*DATA IN THIS EXERCISE:*
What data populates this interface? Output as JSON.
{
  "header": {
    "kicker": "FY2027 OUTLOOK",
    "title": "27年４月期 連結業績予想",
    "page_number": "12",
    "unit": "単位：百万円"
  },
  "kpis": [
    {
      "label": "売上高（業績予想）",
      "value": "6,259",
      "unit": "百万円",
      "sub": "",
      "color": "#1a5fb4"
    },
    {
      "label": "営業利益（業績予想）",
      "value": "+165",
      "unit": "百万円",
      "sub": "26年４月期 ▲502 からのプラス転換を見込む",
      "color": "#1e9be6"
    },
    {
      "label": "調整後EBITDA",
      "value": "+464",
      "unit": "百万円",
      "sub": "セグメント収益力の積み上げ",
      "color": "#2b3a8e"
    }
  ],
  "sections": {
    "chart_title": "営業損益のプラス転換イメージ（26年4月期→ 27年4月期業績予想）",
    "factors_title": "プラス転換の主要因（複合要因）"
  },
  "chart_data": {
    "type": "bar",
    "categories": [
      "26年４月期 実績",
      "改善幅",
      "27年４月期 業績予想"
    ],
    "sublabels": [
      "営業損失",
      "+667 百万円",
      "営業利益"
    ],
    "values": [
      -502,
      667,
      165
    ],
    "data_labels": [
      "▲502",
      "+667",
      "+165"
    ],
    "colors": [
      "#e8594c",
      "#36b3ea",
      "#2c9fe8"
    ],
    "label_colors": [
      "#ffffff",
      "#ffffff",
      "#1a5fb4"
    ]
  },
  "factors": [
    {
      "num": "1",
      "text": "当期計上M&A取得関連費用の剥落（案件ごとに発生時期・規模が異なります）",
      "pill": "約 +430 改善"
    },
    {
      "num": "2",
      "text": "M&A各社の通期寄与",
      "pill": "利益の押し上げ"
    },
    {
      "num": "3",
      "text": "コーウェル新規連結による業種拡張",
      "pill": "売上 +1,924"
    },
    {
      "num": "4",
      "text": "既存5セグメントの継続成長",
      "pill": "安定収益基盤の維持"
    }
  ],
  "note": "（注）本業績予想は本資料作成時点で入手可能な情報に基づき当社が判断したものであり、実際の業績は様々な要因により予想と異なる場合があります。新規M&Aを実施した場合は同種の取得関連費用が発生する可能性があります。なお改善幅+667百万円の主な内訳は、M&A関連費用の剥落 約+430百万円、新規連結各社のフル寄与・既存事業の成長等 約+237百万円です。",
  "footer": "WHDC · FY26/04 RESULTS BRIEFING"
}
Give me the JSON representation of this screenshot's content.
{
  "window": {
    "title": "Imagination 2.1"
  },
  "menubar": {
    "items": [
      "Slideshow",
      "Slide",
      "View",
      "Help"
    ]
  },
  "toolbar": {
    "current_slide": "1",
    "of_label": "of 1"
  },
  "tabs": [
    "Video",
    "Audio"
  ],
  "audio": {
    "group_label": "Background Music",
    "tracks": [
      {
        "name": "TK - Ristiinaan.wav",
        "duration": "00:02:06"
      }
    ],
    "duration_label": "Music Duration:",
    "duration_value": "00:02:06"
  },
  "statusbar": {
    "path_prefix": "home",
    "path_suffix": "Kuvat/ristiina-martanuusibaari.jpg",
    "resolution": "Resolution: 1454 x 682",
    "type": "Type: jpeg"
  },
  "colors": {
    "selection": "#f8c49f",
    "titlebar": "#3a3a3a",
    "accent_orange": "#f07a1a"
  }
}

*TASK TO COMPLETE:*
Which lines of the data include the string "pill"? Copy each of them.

*THE COMPLETED TASK:*
      "pill": "約 +430 改善"
      "pill": "利益の押し上げ"
      "pill": "売上 +1,924"
      "pill": "安定収益基盤の維持"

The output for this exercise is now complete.